overriding principle for all of them was they heard the Word of God and they
kept it, and this is why we celebrate the Theotokos so much in our liturgical
life, because she is the best example of that.
There's not much amazement
anymore in our world about people. There's a certain sense that everybody is
equal, and we are a part of this society. This is part of our world too. We
have this infection in us. And even though the world is full of all kinds of
hero worship, whether it be a rock star or some entertainment figure or
somebody in sports, there's still the fundamental thing that they're no better
than me. Well, you know what? The Theotokos is a lot better than me. A lot
better than you too because she chose to be better.
We've hardly any idea how
to become like she is. But the Lord has called us to holiness. And somehow
it's going to happen. I don't know how because I look at my life and I see so
many things that are so discordant, so wrong. But there is that sure and
certain hope in my heart also that the Lord won't abandon me.
He won't abandon you
either if you struggle for holiness and if you have the humility to recognize
that there are people who are better than you ‑‑ the Theotokos
for certain and all of the saints ‑‑ and that we should strive
to emulate them and look in our hearts and see where there is this kind of
spirit of the age, this egalitarianism, that you're‑not‑better‑than‑me
kind of idea.
Really, if you look at it,
if you look at the way you behave, so much of our behavior is because we figure
you're not better than me. How dare you cut me off in traffic; you're not
better than me. How dare you slander me so that I don't get a promotion at
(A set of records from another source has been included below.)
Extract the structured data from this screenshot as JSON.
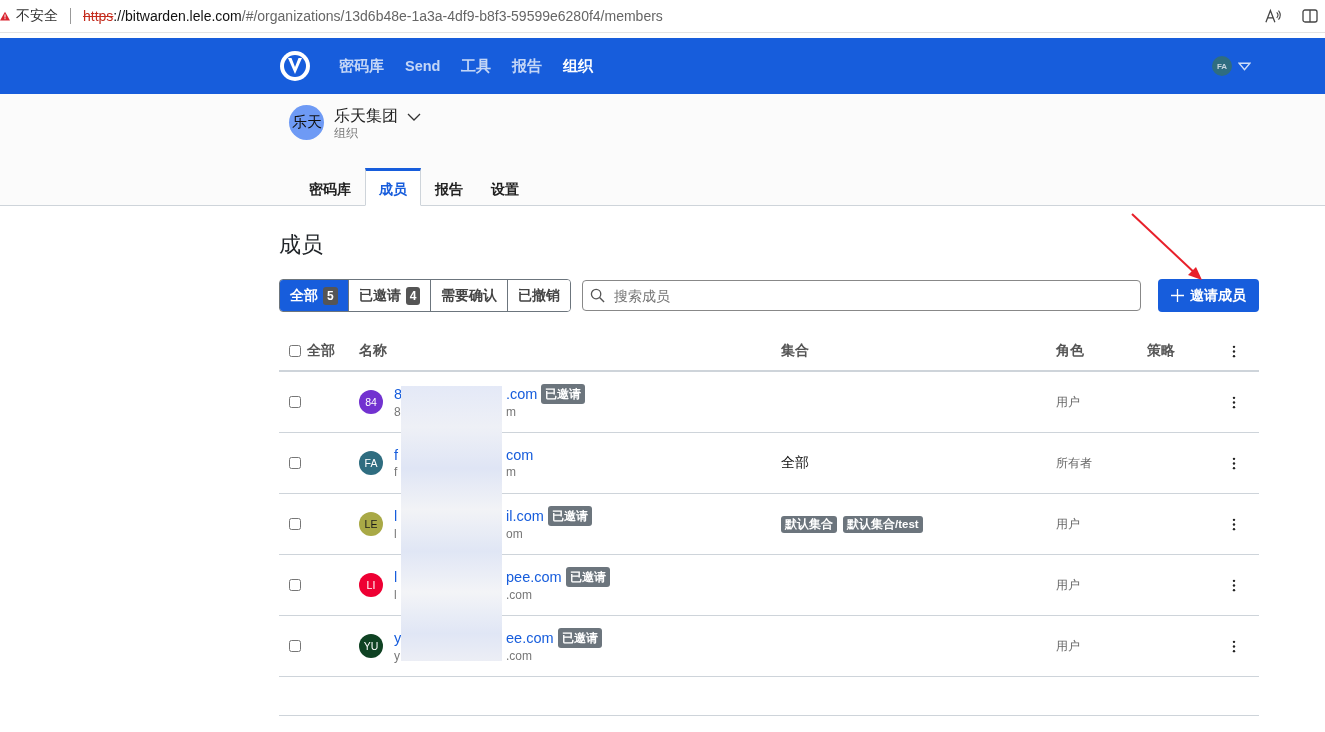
{
  "browser": {
    "security_label": "不安全",
    "url": {
      "scheme": "https",
      "host": "://bitwarden.lele.com",
      "path": "/#/organizations/13d6b48e-1a3a-4df9-b8f3-59599e6280f4/members"
    }
  },
  "navbar": {
    "items": [
      {
        "label": "密码库",
        "selected": false
      },
      {
        "label": "Send",
        "selected": false
      },
      {
        "label": "工具",
        "selected": false
      },
      {
        "label": "报告",
        "selected": false
      },
      {
        "label": "组织",
        "selected": true
      }
    ],
    "account": {
      "initials": "FA"
    }
  },
  "organization": {
    "avatar": "乐天",
    "name": "乐天集团",
    "type": "组织"
  },
  "org_tabs": [
    {
      "label": "密码库",
      "selected": false
    },
    {
      "label": "成员",
      "selected": true
    },
    {
      "label": "报告",
      "selected": false
    },
    {
      "label": "设置",
      "selected": false
    }
  ],
  "page_title": "成员",
  "filters": [
    {
      "label": "全部",
      "count": "5",
      "selected": true
    },
    {
      "label": "已邀请",
      "count": "4",
      "selected": false
    },
    {
      "label": "需要确认",
      "selected": false
    },
    {
      "label": "已撤销",
      "selected": false
    }
  ],
  "search": {
    "placeholder": "搜索成员"
  },
  "invite_button": {
    "label": "邀请成员"
  },
  "table": {
    "select_all": {
      "label": "全部",
      "checked": false
    },
    "columns": [
      "名称",
      "集合",
      "角色",
      "策略"
    ],
    "rows": [
      {
        "checked": false,
        "avatar": "84",
        "color": "#7232d0",
        "name_start": "8",
        "name_end": ".com",
        "email_start": "8",
        "email_end": "m",
        "badge": "已邀请",
        "collections": [],
        "role": "用户"
      },
      {
        "checked": false,
        "avatar": "FA",
        "color": "#2f6d80",
        "name_start": "f",
        "name_end": "com",
        "email_start": "f",
        "email_end": "m",
        "collections": [
          {
            "kind": "text",
            "label": "全部"
          }
        ],
        "role": "所有者"
      },
      {
        "checked": false,
        "avatar": "LE",
        "color": "#a9a946",
        "name_start": "l",
        "name_end": "il.com",
        "email_start": "l",
        "email_end": "om",
        "badge": "已邀请",
        "collections": [
          {
            "kind": "tag",
            "label": "默认集合"
          },
          {
            "kind": "tag",
            "label": "默认集合/test"
          }
        ],
        "role": "用户"
      },
      {
        "checked": false,
        "avatar": "LI",
        "color": "#ee0033",
        "name_start": "l",
        "name_end": "pee.com",
        "email_start": "l",
        "email_end": ".com",
        "badge": "已邀请",
        "collections": [],
        "role": "用户"
      },
      {
        "checked": false,
        "avatar": "YU",
        "color": "#0f4223",
        "name_start": "y",
        "name_end": "ee.com",
        "email_start": "y",
        "email_end": ".com",
        "badge": "已邀请",
        "collections": [],
        "role": "用户"
      }
    ]
  }
}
work; you don't deserve it more than me. How dare you be rude to me or ignore
me, or whatever. So much of our sin is because we worship ourselves more than
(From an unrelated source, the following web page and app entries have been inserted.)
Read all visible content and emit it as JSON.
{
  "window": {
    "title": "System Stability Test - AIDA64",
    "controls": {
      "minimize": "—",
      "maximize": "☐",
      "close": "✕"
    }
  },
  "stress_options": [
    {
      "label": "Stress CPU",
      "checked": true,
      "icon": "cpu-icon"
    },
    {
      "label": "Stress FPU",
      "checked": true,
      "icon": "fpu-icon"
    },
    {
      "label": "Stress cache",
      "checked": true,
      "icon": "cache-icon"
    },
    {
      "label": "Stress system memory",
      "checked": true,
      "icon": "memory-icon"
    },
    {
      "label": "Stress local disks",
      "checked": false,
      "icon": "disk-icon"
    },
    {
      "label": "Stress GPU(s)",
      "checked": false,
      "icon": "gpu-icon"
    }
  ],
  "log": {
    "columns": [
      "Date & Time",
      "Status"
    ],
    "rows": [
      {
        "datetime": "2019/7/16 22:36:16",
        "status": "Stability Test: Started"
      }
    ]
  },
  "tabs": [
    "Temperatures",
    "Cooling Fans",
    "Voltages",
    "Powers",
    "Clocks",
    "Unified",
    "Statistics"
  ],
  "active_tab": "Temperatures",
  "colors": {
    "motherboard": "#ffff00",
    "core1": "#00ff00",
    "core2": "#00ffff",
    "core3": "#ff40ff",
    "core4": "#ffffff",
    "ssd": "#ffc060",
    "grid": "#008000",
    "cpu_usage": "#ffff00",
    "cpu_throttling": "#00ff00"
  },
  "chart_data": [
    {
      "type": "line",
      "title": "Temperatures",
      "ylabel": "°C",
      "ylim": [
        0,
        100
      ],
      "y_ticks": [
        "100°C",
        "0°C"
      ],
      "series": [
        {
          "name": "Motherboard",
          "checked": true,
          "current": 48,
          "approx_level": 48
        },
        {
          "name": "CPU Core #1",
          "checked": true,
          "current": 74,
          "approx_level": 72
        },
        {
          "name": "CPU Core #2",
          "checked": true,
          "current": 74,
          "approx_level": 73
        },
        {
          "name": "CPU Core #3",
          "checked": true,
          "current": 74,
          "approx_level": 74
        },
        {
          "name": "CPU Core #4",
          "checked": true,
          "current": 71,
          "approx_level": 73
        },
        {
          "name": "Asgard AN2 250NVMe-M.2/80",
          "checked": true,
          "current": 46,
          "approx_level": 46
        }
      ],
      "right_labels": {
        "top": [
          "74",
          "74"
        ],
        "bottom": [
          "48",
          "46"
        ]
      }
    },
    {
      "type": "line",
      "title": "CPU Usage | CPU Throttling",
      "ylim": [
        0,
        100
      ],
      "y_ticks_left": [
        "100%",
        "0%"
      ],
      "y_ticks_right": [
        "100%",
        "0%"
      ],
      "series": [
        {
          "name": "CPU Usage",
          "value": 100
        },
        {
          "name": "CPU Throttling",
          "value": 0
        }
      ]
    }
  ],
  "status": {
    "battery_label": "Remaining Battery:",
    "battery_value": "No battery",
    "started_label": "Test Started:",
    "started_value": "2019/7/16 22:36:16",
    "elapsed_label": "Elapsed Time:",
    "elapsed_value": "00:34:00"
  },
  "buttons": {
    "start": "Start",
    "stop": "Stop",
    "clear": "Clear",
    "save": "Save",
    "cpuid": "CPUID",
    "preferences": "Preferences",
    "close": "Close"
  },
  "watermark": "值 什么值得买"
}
we worship God.
And if you look for when
the Theotokos began to be forgotten in so‑called Christendom, it was
really when such pride came up from humanism and from the so‑called
enlightenment, that age has now progressed to be a cancer over all the world,
so that we don't recognize what holiness really is.
Holiness is humility.
Holiness is turning the other cheek when someone slaps you, giving them your
coat when they ask for your cloak, and when they force you to go one mile, going
with them two. This is foreign to modern sensibility.
I guess you have to say
the Theotokos is as anti modern as it gets because she is just pure and holy
and humble and just heard the Word of God and kept it. And she is far above
us. And yet, the Lord wants us to join her and all the saints with Him. It is
certainly possible, but we must change the way we think.
This is why feasts of the
Theotokos are very, very important. Even those so‑called, in people's
minds, a "minor feast". Of course, this is one of the Twelve Great
Feasts, but people don't think of it as very great. They think, okay, I've got
to go to Nativity and I've got to go to Pascha and maybe Pentecost, maybe
Dormition. But these other feasts of the Theotokos are not so well known.
Every time that we have a
feast like this, in my heart I think how wonderful it is that a human being
could become so holy, could accept God's will so completely. And then my next
thought is why don't I do that? I don't really know, to be honest with you,
why I don't do that. I mean, I know there are passions in me that keep me from
doing those things. But why are those passions there? I know the truth.
Don't you know the truth too? Why do we do it? This is a mystery to me, why
we sin so completely, so often.
But if we focus on the
holy ones, the saints, and preeminently the Theotokos, then we could be
inspired by them. And of course, they pray for us. It says, "the
effective and fervent prayer of a righteous man availeth much," so much more
one who has "fought the good fight" and "finished the
course," such as the Theotokos and all of the saints. Of course they hear
our prayers, and they pray for us in a way that we can't even imagine, with a
focus and a holiness that we don't understand, and the Lord hears their
Let us rejoice that a
human being could become so holy as the Theotokos, of her own will and with
God's grace helping her. And may God help us to attain to this holiness also.
Transcribed by the handmaiden of God Helen. May God save her and her